Segment Start: Available data

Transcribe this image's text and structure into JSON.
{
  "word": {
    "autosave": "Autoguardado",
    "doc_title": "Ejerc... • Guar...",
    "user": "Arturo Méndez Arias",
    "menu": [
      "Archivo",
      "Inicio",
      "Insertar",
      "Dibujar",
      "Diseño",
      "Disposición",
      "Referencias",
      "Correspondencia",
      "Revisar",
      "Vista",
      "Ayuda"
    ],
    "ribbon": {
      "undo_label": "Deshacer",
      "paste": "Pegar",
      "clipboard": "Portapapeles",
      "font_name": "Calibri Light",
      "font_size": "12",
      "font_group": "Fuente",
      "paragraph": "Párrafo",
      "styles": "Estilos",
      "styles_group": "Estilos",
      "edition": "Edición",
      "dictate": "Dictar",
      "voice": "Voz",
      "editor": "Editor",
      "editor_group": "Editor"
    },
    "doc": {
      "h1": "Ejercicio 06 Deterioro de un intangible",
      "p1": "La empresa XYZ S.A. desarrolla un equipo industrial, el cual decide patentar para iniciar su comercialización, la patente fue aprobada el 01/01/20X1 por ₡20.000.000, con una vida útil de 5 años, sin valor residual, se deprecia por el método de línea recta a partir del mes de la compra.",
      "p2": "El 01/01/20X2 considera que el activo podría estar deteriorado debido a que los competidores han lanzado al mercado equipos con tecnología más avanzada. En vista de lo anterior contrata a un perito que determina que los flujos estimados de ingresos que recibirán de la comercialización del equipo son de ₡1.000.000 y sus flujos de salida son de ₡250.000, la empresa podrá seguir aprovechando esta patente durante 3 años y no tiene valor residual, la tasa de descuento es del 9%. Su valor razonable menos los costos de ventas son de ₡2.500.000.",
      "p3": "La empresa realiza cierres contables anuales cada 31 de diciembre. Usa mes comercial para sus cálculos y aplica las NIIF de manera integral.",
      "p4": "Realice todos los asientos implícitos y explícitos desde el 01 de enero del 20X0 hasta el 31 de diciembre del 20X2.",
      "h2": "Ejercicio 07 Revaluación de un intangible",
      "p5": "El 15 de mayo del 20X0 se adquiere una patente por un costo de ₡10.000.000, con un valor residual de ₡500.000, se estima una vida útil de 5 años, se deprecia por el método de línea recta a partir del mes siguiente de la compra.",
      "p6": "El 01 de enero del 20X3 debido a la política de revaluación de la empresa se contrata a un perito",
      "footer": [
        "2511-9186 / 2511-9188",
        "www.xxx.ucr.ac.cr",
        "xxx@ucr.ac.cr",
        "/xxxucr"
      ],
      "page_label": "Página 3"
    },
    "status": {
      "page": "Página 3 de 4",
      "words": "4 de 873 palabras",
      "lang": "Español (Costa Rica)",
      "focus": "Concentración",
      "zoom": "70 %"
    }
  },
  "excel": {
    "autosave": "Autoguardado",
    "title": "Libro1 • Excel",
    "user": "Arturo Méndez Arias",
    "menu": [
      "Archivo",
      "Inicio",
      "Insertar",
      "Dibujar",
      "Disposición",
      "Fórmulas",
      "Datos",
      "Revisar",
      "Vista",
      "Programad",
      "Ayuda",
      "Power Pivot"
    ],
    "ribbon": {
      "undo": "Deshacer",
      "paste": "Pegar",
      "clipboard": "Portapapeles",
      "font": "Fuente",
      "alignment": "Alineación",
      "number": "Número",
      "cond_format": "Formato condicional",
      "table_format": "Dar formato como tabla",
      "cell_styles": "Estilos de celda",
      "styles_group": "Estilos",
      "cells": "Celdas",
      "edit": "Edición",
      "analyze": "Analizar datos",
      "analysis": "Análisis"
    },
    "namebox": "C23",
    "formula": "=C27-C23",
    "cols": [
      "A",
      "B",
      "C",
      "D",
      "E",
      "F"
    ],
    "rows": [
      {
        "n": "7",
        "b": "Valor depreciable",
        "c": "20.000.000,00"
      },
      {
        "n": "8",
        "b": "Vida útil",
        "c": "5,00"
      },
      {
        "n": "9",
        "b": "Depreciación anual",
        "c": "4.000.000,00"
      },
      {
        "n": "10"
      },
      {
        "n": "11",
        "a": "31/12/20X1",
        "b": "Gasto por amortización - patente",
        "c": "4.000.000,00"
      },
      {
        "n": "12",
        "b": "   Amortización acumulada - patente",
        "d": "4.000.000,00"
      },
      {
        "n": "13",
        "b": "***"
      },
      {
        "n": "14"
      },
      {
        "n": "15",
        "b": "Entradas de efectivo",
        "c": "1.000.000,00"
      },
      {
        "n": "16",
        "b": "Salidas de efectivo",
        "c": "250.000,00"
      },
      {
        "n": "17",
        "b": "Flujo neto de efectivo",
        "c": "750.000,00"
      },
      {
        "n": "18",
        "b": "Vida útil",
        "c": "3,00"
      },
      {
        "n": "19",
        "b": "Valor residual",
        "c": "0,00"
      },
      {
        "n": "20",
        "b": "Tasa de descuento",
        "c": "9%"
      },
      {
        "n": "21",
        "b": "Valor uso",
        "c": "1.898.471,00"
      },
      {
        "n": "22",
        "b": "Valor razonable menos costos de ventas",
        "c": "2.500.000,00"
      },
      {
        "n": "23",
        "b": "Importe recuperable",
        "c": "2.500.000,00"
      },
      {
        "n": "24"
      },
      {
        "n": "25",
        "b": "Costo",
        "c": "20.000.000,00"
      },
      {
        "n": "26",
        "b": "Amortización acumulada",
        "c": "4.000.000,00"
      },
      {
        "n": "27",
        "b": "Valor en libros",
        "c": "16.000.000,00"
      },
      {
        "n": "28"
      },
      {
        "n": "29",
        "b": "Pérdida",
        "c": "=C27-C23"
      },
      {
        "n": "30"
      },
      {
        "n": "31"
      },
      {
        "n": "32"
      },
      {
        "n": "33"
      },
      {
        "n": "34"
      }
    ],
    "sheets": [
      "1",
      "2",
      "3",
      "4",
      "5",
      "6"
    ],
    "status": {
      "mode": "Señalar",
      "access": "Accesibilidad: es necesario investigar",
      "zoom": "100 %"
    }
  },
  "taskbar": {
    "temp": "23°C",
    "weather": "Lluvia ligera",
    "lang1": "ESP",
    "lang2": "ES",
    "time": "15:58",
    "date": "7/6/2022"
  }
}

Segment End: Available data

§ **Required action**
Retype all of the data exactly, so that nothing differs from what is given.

§ **Written solution**
Transcribe this image's text and structure into JSON.
{
  "word": {
    "autosave": "Autoguardado",
    "doc_title": "Ejerc... • Guar...",
    "user": "Arturo Méndez Arias",
    "menu": [
      "Archivo",
      "Inicio",
      "Insertar",
      "Dibujar",
      "Diseño",
      "Disposición",
      "Referencias",
      "Correspondencia",
      "Revisar",
      "Vista",
      "Ayuda"
    ],
    "ribbon": {
      "undo_label": "Deshacer",
      "paste": "Pegar",
      "clipboard": "Portapapeles",
      "font_name": "Calibri Light",
      "font_size": "12",
      "font_group": "Fuente",
      "paragraph": "Párrafo",
      "styles": "Estilos",
      "styles_group": "Estilos",
      "edition": "Edición",
      "dictate": "Dictar",
      "voice": "Voz",
      "editor": "Editor",
      "editor_group": "Editor"
    },
    "doc": {
      "h1": "Ejercicio 06 Deterioro de un intangible",
      "p1": "La empresa XYZ S.A. desarrolla un equipo industrial, el cual decide patentar para iniciar su comercialización, la patente fue aprobada el 01/01/20X1 por ₡20.000.000, con una vida útil de 5 años, sin valor residual, se deprecia por el método de línea recta a partir del mes de la compra.",
      "p2": "El 01/01/20X2 considera que el activo podría estar deteriorado debido a que los competidores han lanzado al mercado equipos con tecnología más avanzada. En vista de lo anterior contrata a un perito que determina que los flujos estimados de ingresos que recibirán de la comercialización del equipo son de ₡1.000.000 y sus flujos de salida son de ₡250.000, la empresa podrá seguir aprovechando esta patente durante 3 años y no tiene valor residual, la tasa de descuento es del 9%. Su valor razonable menos los costos de ventas son de ₡2.500.000.",
      "p3": "La empresa realiza cierres contables anuales cada 31 de diciembre. Usa mes comercial para sus cálculos y aplica las NIIF de manera integral.",
      "p4": "Realice todos los asientos implícitos y explícitos desde el 01 de enero del 20X0 hasta el 31 de diciembre del 20X2.",
      "h2": "Ejercicio 07 Revaluación de un intangible",
      "p5": "El 15 de mayo del 20X0 se adquiere una patente por un costo de ₡10.000.000, con un valor residual de ₡500.000, se estima una vida útil de 5 años, se deprecia por el método de línea recta a partir del mes siguiente de la compra.",
      "p6": "El 01 de enero del 20X3 debido a la política de revaluación de la empresa se contrata a un perito",
      "footer": [
        "2511-9186 / 2511-9188",
        "www.xxx.ucr.ac.cr",
        "xxx@ucr.ac.cr",
        "/xxxucr"
      ],
      "page_label": "Página 3"
    },
    "status": {
      "page": "Página 3 de 4",
      "words": "4 de 873 palabras",
      "lang": "Español (Costa Rica)",
      "focus": "Concentración",
      "zoom": "70 %"
    }
  },
  "excel": {
    "autosave": "Autoguardado",
    "title": "Libro1 • Excel",
    "user": "Arturo Méndez Arias",
    "menu": [
      "Archivo",
      "Inicio",
      "Insertar",
      "Dibujar",
      "Disposición",
      "Fórmulas",
      "Datos",
      "Revisar",
      "Vista",
      "Programad",
      "Ayuda",
      "Power Pivot"
    ],
    "ribbon": {
      "undo": "Deshacer",
      "paste": "Pegar",
      "clipboard": "Portapapeles",
      "font": "Fuente",
      "alignment": "Alineación",
      "number": "Número",
      "cond_format": "Formato condicional",
      "table_format": "Dar formato como tabla",
      "cell_styles": "Estilos de celda",
      "styles_group": "Estilos",
      "cells": "Celdas",
      "edit": "Edición",
      "analyze": "Analizar datos",
      "analysis": "Análisis"
    },
    "namebox": "C23",
    "formula": "=C27-C23",
    "cols": [
      "A",
      "B",
      "C",
      "D",
      "E",
      "F"
    ],
    "rows": [
      {
        "n": "7",
        "b": "Valor depreciable",
        "c": "20.000.000,00"
      },
      {
        "n": "8",
        "b": "Vida útil",
        "c": "5,00"
      },
      {
        "n": "9",
        "b": "Depreciación anual",
        "c": "4.000.000,00"
      },
      {
        "n": "10"
      },
      {
        "n": "11",
        "a": "31/12/20X1",
        "b": "Gasto por amortización - patente",
        "c": "4.000.000,00"
      },
      {
        "n": "12",
        "b": "   Amortización acumulada - patente",
        "d": "4.000.000,00"
      },
      {
        "n": "13",
        "b": "***"
      },
      {
        "n": "14"
      },
      {
        "n": "15",
        "b": "Entradas de efectivo",
        "c": "1.000.000,00"
      },
      {
        "n": "16",
        "b": "Salidas de efectivo",
        "c": "250.000,00"
      },
      {
        "n": "17",
        "b": "Flujo neto de efectivo",
        "c": "750.000,00"
      },
      {
        "n": "18",
        "b": "Vida útil",
        "c": "3,00"
      },
      {
        "n": "19",
        "b": "Valor residual",
        "c": "0,00"
      },
      {
        "n": "20",
        "b": "Tasa de descuento",
        "c": "9%"
      },
      {
        "n": "21",
        "b": "Valor uso",
        "c": "1.898.471,00"
      },
      {
        "n": "22",
        "b": "Valor razonable menos costos de ventas",
        "c": "2.500.000,00"
      },
      {
        "n": "23",
        "b": "Importe recuperable",
        "c": "2.500.000,00"
      },
      {
        "n": "24"
      },
      {
        "n": "25",
        "b": "Costo",
        "c": "20.000.000,00"
      },
      {
        "n": "26",
        "b": "Amortización acumulada",
        "c": "4.000.000,00"
      },
      {
        "n": "27",
        "b": "Valor en libros",
        "c": "16.000.000,00"
      },
      {
        "n": "28"
      },
      {
        "n": "29",
        "b": "Pérdida",
        "c": "=C27-C23"
      },
      {
        "n": "30"
      },
      {
        "n": "31"
      },
      {
        "n": "32"
      },
      {
        "n": "33"
      },
      {
        "n": "34"
      }
    ],
    "sheets": [
      "1",
      "2",
      "3",
      "4",
      "5",
      "6"
    ],
    "status": {
      "mode": "Señalar",
      "access": "Accesibilidad: es necesario investigar",
      "zoom": "100 %"
    }
  },
  "taskbar": {
    "temp": "23°C",
    "weather": "Lluvia ligera",
    "lang1": "ESP",
    "lang2": "ES",
    "time": "15:58",
    "date": "7/6/2022"
  }
}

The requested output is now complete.